In my annual nutrition review last year, Uprooting the Leading Causes of Death (, I explored the role diet may play in preventing, arresting, and even reversing our top 15 killers. Actually, if you recall, the top 16. Since side effects from prescription drugs kill an estimated 100,000 Americans a year, the sixth leading cause of death may actually be doctors.
And that's just from adverse drug reactions. Add in medical mistakes (which the Institute of Medicine estimates kills at least 44,000 Americans) and that brings "health"care up to our country's third leading cause of death. Throw in hospital-acquired infections, and we're talking maybe 187,000 Americans dead every year (and millions injured) by medical care.

The best way to avoid the adverse effects of medical and surgical tests and treatments is not to avoid doctors, but to avoid getting sick in the first place.
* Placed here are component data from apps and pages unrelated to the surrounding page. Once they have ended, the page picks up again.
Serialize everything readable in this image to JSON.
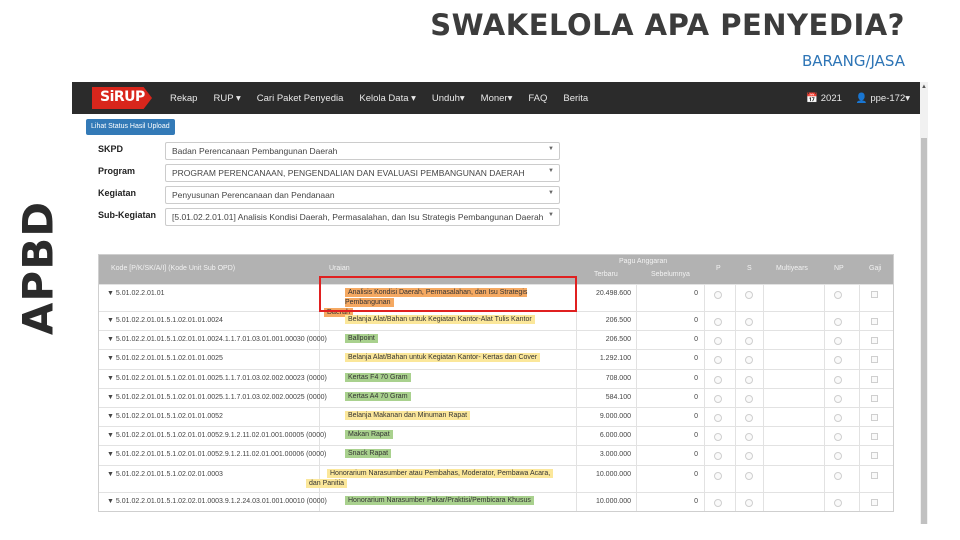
{
  "slide": {
    "title": "SWAKELOLA APA PENYEDIA?",
    "subtitle": "BARANG/JASA",
    "side_label": "APBD"
  },
  "navbar": {
    "logo_text": "SiRUP",
    "items": [
      "Rekap",
      "RUP ▾",
      "Cari Paket Penyedia",
      "Kelola Data ▾",
      "Unduh▾",
      "Moner▾",
      "FAQ",
      "Berita"
    ],
    "year": "📅 2021",
    "user": "👤 ppe-172▾"
  },
  "status_button": "Lihat Status Hasil Upload",
  "form": {
    "skpd": {
      "label": "SKPD",
      "value": "Badan Perencanaan Pembangunan Daerah"
    },
    "program": {
      "label": "Program",
      "value": "PROGRAM PERENCANAAN, PENGENDALIAN DAN EVALUASI PEMBANGUNAN DAERAH"
    },
    "kegiatan": {
      "label": "Kegiatan",
      "value": "Penyusunan Perencanaan dan Pendanaan"
    },
    "subkegiatan": {
      "label": "Sub-Kegiatan",
      "value": "[5.01.02.2.01.01] Analisis Kondisi Daerah, Permasalahan, dan Isu Strategis Pembangunan Daerah"
    }
  },
  "table": {
    "headers": {
      "kode": "Kode [P/K/SK/A/I] (Kode Unit Sub OPD)",
      "uraian": "Uraian",
      "pagu": "Pagu Anggaran",
      "terbaru": "Terbaru",
      "sebelumnya": "Sebelumnya",
      "p": "P",
      "s": "S",
      "multiyears": "Multiyears",
      "np": "NP",
      "gaji": "Gaji"
    },
    "colors": {
      "orange": "#f5a962",
      "yellow": "#fbe79a",
      "green": "#a9d18e"
    },
    "rows": [
      {
        "kode": "▼ 5.01.02.2.01.01",
        "uraian": "Analisis Kondisi Daerah, Permasalahan, dan Isu Strategis Pembangunan Daerah",
        "uraian_line1": "Analisis Kondisi Daerah, Permasalahan, dan Isu Strategis Pembangunan",
        "uraian_line2": "Daerah",
        "hl": "orange",
        "terbaru": "20.498.600",
        "sebelumnya": "0",
        "tall": true
      },
      {
        "kode": "▼ 5.01.02.2.01.01.5.1.02.01.01.0024",
        "uraian_line1": "Belanja Alat/Bahan untuk Kegiatan Kantor-Alat Tulis Kantor",
        "hl": "yellow",
        "terbaru": "206.500",
        "sebelumnya": "0"
      },
      {
        "kode": "▼ 5.01.02.2.01.01.5.1.02.01.01.0024.1.1.7.01.03.01.001.00030 (0000)",
        "uraian_line1": "Ballpoint",
        "hl": "green",
        "terbaru": "206.500",
        "sebelumnya": "0"
      },
      {
        "kode": "▼ 5.01.02.2.01.01.5.1.02.01.01.0025",
        "uraian_line1": "Belanja Alat/Bahan untuk Kegiatan Kantor- Kertas dan Cover",
        "hl": "yellow",
        "terbaru": "1.292.100",
        "sebelumnya": "0"
      },
      {
        "kode": "▼ 5.01.02.2.01.01.5.1.02.01.01.0025.1.1.7.01.03.02.002.00023 (0000)",
        "uraian_line1": "Kertas F4 70 Gram",
        "hl": "green",
        "terbaru": "708.000",
        "sebelumnya": "0"
      },
      {
        "kode": "▼ 5.01.02.2.01.01.5.1.02.01.01.0025.1.1.7.01.03.02.002.00025 (0000)",
        "uraian_line1": "Kertas A4 70 Gram",
        "hl": "green",
        "terbaru": "584.100",
        "sebelumnya": "0"
      },
      {
        "kode": "▼ 5.01.02.2.01.01.5.1.02.01.01.0052",
        "uraian_line1": "Belanja Makanan dan Minuman Rapat",
        "hl": "yellow",
        "terbaru": "9.000.000",
        "sebelumnya": "0"
      },
      {
        "kode": "▼ 5.01.02.2.01.01.5.1.02.01.01.0052.9.1.2.11.02.01.001.00005 (0000)",
        "uraian_line1": "Makan Rapat",
        "hl": "green",
        "terbaru": "6.000.000",
        "sebelumnya": "0"
      },
      {
        "kode": "▼ 5.01.02.2.01.01.5.1.02.01.01.0052.9.1.2.11.02.01.001.00006 (0000)",
        "uraian_line1": "Snack Rapat",
        "hl": "green",
        "terbaru": "3.000.000",
        "sebelumnya": "0"
      },
      {
        "kode": "▼ 5.01.02.2.01.01.5.1.02.02.01.0003",
        "uraian_line1": "Honorarium Narasumber atau Pembahas, Moderator, Pembawa Acara,",
        "uraian_line2": "dan Panitia",
        "hl": "yellow",
        "terbaru": "10.000.000",
        "sebelumnya": "0",
        "tall": true
      },
      {
        "kode": "▼ 5.01.02.2.01.01.5.1.02.02.01.0003.9.1.2.24.03.01.001.00010 (0000)",
        "uraian_line1": "Honorarium Narasumber Pakar/Praktisi/Pembicara Khusus",
        "hl": "green",
        "terbaru": "10.000.000",
        "sebelumnya": "0"
      }
    ]
  }
}
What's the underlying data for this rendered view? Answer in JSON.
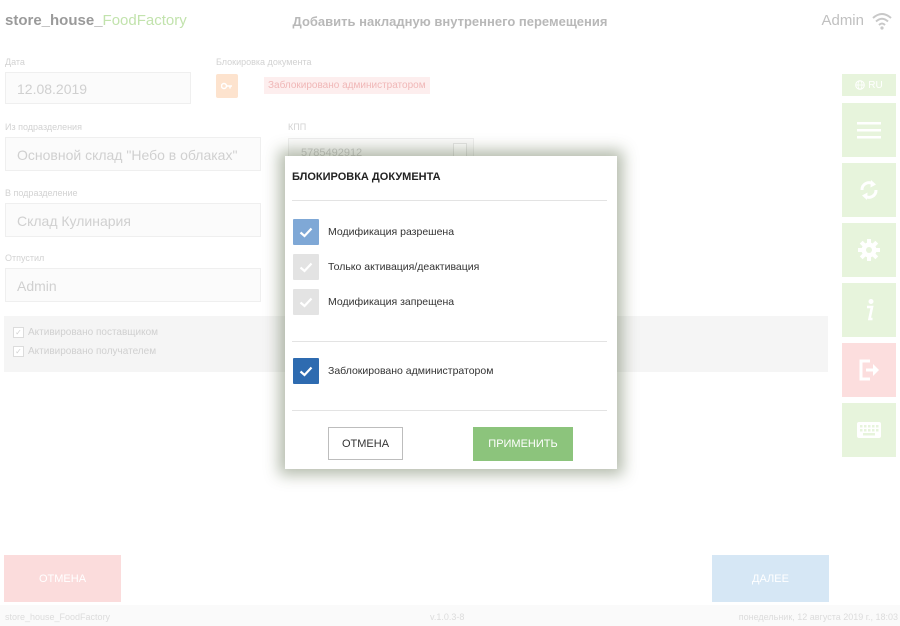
{
  "header": {
    "logo_main": "store_house_",
    "logo_accent": "FoodFactory",
    "title": "Добавить накладную внутреннего перемещения",
    "user": "Admin"
  },
  "form": {
    "date_label": "Дата",
    "date_value": "12.08.2019",
    "lock_label": "Блокировка документа",
    "lock_status": "Заблокировано администратором",
    "from_label": "Из подразделения",
    "from_value": "Основной склад \"Небо в облаках\"",
    "kpp_label": "КПП",
    "kpp_value": "5785492912",
    "to_label": "В подразделение",
    "to_value": "Склад Кулинария",
    "released_label": "Отпустил",
    "released_value": "Admin",
    "activated_supplier": "Активировано поставщиком",
    "activated_receiver": "Активировано получателем"
  },
  "sidebar": {
    "lang": "RU"
  },
  "bottom": {
    "cancel": "ОТМЕНА",
    "next": "ДАЛЕЕ"
  },
  "footer": {
    "left": "store_house_FoodFactory",
    "version": "v.1.0.3-8",
    "datetime": "понедельник, 12 августа 2019 г., 18:03"
  },
  "dialog": {
    "title": "БЛОКИРОВКА ДОКУМЕНТА",
    "options": [
      {
        "label": "Модификация разрешена",
        "checked": true
      },
      {
        "label": "Только активация/деактивация",
        "checked": false
      },
      {
        "label": "Модификация запрещена",
        "checked": false
      }
    ],
    "admin_lock": {
      "label": "Заблокировано администратором",
      "checked": true
    },
    "cancel": "ОТМЕНА",
    "apply": "ПРИМЕНИТЬ"
  },
  "colors": {
    "accent_green": "#8cc47c",
    "checkbox_blue": "#7fa8d6",
    "checkbox_darkblue": "#2e6bb0",
    "danger_light": "#fbdcdc"
  }
}
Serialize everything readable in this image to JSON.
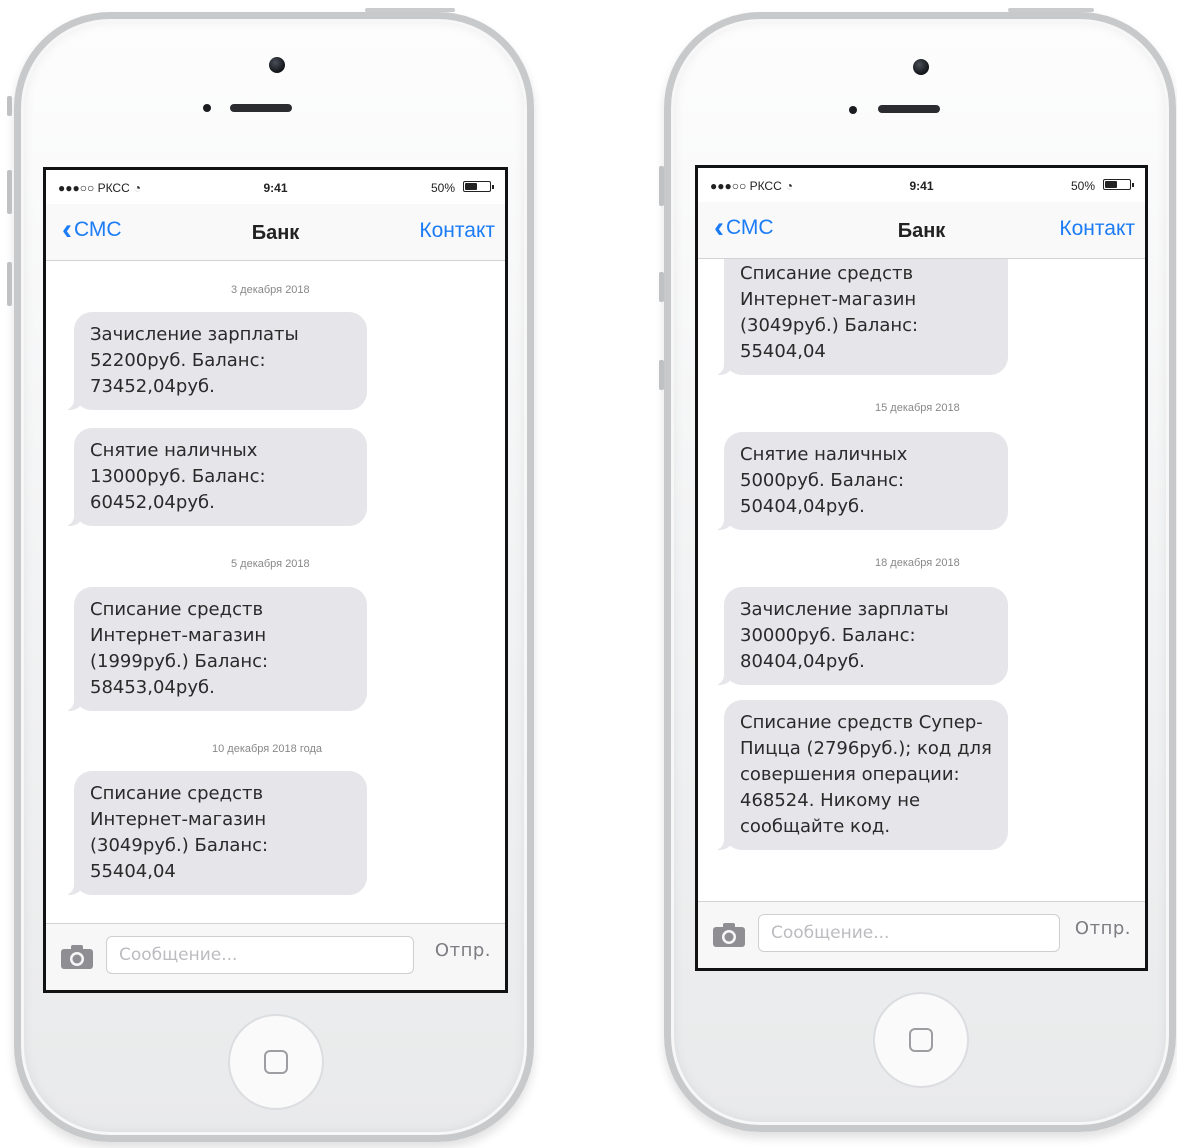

This year I thought I'd run through the top dozen reasons people visit their doctors to highlight some of the latest research in hopes of moving my colleagues and me lower down the list of common killers.

So you can more easily navigate through the menu of diseases I cover, this presentation is also available on DVD through my website ( or Amazon ( If you want to share copies with others I have a five for $40 ( special. All proceeds from the sales of all my books, DVDs, and presentations all go to charity.

Have a question for Dr. Greger about this video? Leave it in the comment section at and he'll try to answer it!